**Entries provided:**
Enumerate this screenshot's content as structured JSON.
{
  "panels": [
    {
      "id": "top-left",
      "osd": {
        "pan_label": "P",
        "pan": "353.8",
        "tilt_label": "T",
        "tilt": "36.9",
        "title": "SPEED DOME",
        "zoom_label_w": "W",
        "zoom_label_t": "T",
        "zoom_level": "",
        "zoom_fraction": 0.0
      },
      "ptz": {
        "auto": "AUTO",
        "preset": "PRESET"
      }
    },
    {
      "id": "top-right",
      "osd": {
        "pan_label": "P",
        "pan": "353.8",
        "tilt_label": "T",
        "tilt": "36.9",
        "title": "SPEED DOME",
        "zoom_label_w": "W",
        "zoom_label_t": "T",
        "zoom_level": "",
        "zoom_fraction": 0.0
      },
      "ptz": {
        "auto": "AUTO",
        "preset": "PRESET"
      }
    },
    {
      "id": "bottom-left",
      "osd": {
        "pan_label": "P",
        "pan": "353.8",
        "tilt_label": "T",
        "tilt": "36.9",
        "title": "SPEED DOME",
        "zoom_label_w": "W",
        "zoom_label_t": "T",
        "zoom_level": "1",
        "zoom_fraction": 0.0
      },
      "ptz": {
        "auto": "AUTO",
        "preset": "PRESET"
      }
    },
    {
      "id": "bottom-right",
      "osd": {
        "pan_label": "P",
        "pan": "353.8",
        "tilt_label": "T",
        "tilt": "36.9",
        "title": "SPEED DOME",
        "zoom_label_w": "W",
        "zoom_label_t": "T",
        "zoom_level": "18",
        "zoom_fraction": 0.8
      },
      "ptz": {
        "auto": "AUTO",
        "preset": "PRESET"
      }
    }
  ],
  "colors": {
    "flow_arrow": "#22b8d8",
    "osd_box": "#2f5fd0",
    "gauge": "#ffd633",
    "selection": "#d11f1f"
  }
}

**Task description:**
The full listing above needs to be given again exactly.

**Output below:**
Enumerate this screenshot's content as structured JSON.
{
  "panels": [
    {
      "id": "top-left",
      "osd": {
        "pan_label": "P",
        "pan": "353.8",
        "tilt_label": "T",
        "tilt": "36.9",
        "title": "SPEED DOME",
        "zoom_label_w": "W",
        "zoom_label_t": "T",
        "zoom_level": "",
        "zoom_fraction": 0.0
      },
      "ptz": {
        "auto": "AUTO",
        "preset": "PRESET"
      }
    },
    {
      "id": "top-right",
      "osd": {
        "pan_label": "P",
        "pan": "353.8",
        "tilt_label": "T",
        "tilt": "36.9",
        "title": "SPEED DOME",
        "zoom_label_w": "W",
        "zoom_label_t": "T",
        "zoom_level": "",
        "zoom_fraction": 0.0
      },
      "ptz": {
        "auto": "AUTO",
        "preset": "PRESET"
      }
    },
    {
      "id": "bottom-left",
      "osd": {
        "pan_label": "P",
        "pan": "353.8",
        "tilt_label": "T",
        "tilt": "36.9",
        "title": "SPEED DOME",
        "zoom_label_w": "W",
        "zoom_label_t": "T",
        "zoom_level": "1",
        "zoom_fraction": 0.0
      },
      "ptz": {
        "auto": "AUTO",
        "preset": "PRESET"
      }
    },
    {
      "id": "bottom-right",
      "osd": {
        "pan_label": "P",
        "pan": "353.8",
        "tilt_label": "T",
        "tilt": "36.9",
        "title": "SPEED DOME",
        "zoom_label_w": "W",
        "zoom_label_t": "T",
        "zoom_level": "18",
        "zoom_fraction": 0.8
      },
      "ptz": {
        "auto": "AUTO",
        "preset": "PRESET"
      }
    }
  ],
  "colors": {
    "flow_arrow": "#22b8d8",
    "osd_box": "#2f5fd0",
    "gauge": "#ffd633",
    "selection": "#d11f1f"
  }
}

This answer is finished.